Getting your child to sleep through the night is a major goal for most parents, but it can be reassuring to know that there are actually some benefits to all those sleepless nights. However, it’s important to be aware of why your child is waking up and when this could be a problem. Some issues such as sleep apnoea can be very serious and need to be managed by a doctor.

Sleep Apnea in Child

Why Can Waking Up at Night Be Good for Children?

None of us actually sleep all the way through the night. We usually wake up a few times, but we fall asleep so quickly and easily that we don’t realise it happened or remember it in the morning. When children wake up during the night, it can be a little bit more dramatic.

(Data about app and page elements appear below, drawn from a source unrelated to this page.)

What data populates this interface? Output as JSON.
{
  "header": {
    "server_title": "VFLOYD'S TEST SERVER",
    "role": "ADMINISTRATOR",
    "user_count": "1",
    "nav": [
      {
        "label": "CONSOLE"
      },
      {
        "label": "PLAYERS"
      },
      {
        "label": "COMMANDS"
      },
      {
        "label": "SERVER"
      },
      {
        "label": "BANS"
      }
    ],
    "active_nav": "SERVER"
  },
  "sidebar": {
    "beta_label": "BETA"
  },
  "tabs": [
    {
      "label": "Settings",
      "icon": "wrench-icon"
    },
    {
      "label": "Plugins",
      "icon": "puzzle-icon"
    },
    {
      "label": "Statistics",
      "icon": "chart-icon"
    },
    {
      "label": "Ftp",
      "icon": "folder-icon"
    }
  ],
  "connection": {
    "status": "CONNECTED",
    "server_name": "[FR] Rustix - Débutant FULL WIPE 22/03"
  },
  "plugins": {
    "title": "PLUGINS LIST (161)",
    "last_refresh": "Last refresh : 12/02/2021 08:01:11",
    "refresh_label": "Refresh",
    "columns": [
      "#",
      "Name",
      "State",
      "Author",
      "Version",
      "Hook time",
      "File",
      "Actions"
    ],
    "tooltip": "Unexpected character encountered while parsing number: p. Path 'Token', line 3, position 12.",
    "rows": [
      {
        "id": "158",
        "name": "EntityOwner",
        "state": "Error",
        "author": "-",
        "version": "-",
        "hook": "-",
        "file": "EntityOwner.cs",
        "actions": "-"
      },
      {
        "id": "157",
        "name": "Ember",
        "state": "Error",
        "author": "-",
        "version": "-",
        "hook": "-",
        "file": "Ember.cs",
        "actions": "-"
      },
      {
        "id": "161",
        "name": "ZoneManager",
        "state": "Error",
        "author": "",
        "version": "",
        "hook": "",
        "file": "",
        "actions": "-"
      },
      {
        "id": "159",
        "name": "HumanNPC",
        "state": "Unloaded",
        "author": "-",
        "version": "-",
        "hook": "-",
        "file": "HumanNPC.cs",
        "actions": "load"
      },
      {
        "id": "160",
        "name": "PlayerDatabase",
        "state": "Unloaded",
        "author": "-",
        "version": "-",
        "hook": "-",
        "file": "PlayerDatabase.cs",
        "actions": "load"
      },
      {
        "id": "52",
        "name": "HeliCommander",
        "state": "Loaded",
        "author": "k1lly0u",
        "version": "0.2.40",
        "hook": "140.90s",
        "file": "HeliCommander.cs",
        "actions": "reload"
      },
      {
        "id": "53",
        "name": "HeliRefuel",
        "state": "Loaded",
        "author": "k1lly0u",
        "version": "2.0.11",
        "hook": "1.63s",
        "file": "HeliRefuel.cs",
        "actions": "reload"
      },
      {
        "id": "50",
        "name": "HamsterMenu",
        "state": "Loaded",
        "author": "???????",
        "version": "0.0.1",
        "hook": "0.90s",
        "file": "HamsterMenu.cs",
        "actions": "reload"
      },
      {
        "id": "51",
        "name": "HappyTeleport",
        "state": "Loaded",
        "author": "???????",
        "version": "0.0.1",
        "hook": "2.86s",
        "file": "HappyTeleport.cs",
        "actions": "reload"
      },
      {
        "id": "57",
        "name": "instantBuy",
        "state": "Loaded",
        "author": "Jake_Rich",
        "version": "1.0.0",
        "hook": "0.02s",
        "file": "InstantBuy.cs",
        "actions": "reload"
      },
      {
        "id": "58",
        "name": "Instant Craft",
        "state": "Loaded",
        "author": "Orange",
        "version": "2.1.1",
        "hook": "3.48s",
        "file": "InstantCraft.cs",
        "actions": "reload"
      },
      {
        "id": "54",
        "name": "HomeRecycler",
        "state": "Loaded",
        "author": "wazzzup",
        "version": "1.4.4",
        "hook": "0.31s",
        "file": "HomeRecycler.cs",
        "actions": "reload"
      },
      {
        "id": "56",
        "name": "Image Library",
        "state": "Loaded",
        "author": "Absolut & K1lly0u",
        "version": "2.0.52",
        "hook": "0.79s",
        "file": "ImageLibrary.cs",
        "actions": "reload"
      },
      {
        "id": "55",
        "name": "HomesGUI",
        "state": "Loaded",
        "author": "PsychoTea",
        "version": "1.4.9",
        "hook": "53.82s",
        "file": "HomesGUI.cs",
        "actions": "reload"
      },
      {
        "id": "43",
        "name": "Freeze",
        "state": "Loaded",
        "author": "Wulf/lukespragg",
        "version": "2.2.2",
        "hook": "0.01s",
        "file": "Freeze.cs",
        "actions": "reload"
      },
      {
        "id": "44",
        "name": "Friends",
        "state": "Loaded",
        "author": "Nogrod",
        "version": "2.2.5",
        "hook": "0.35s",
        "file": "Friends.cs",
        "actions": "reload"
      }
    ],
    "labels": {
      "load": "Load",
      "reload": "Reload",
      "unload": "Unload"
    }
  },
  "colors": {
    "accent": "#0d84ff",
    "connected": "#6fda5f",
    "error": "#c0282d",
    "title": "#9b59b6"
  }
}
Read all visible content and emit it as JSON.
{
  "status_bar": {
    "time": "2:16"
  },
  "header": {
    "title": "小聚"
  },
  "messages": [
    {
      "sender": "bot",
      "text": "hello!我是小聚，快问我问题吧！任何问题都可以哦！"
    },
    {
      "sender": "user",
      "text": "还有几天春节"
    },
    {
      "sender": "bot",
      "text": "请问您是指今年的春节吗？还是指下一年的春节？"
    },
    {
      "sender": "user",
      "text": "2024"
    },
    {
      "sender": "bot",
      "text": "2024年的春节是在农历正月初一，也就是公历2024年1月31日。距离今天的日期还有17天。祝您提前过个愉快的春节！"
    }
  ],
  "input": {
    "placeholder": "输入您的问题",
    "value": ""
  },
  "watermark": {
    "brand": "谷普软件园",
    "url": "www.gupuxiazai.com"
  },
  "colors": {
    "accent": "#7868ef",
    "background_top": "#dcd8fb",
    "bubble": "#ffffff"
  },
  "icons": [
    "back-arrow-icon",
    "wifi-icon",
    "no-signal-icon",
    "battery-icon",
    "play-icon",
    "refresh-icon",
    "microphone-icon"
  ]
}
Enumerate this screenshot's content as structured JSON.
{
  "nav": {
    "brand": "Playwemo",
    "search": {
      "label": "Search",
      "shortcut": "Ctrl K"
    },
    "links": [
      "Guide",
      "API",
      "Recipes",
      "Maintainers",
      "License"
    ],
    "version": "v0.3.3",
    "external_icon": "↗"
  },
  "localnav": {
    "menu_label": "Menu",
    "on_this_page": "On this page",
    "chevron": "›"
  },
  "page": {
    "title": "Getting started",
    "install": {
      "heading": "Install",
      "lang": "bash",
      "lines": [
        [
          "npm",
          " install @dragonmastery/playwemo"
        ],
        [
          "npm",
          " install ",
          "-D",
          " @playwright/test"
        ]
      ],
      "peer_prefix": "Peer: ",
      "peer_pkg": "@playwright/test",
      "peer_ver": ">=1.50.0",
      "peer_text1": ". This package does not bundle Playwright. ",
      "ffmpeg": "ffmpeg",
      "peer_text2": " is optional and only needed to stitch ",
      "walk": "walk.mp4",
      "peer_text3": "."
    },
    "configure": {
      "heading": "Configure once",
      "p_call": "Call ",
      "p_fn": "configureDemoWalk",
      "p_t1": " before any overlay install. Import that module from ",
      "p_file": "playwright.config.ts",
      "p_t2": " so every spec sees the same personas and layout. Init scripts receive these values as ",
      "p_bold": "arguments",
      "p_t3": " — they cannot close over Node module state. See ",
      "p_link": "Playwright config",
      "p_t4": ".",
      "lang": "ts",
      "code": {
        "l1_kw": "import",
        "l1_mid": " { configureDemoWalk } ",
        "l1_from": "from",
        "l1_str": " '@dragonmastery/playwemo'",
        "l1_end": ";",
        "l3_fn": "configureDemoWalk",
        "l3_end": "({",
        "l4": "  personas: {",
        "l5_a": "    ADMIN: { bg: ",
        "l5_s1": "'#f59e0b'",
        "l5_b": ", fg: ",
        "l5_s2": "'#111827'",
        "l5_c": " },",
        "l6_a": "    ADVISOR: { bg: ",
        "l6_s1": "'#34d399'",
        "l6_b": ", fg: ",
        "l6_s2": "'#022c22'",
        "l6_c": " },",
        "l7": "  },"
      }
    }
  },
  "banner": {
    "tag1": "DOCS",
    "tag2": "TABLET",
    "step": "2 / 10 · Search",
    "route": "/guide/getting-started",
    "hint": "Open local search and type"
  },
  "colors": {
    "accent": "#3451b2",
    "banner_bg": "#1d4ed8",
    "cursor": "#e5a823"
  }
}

Babies and young children often need something when they wake up and they haven’t yet learned how to get back to sleep by themselves.

  • Newborns and babies need to feed during the night as their stomachs can’t hold enough to keep them going.

  • Nappy changes can also be vital during the night so that babies can sleep comfortably and avoid rashes and irritation.

  • Waking up during the night to use the bathroom can be essential to prevent bedwetting in children.

  • Babies can get some extra care and attention from their parents when they wake up during the night, which can help with bonding and development.

  • Although we don’t yet understand why, babies who wake up a lot during the night often go on to become brighter and happier children.

When is Waking Up at Night a Problem?

Waking up during the night is very normal for babies and children, but it can sometimes be a problem:

  • While you shouldn’t expect a baby or toddler to get back to sleep by themselves, school age children should be developing this ability. Changing your bedtime routine and sleeping space could make a big difference.

  • Children who often wake up with nightmares may be feeling stressed or upset about something. Take some time to talk about what’s going on and how they’re feeling.

  • Night terrors and sleep walking are usually a temporary issue that shouldn’t have any lasting impact on your child, but make sure they are safe if they’re getting out of bed.

  • Bedwetting can be embarrassing and upsetting for children, but it is quite common. Changing drinking habits, bladder training, and getting them up in the night to use the bathroom can help.

Do you have any other tips for helping your child to feel better after an infection?

Professor Parviz Habibi Available At

The New Malden Diagnostic Centre

171 Clarence Avenue, Surrey, KT3 3TX

The Portland Hospital Out Patient Centre

205-209 Great Portland, Street London, W1W 5AH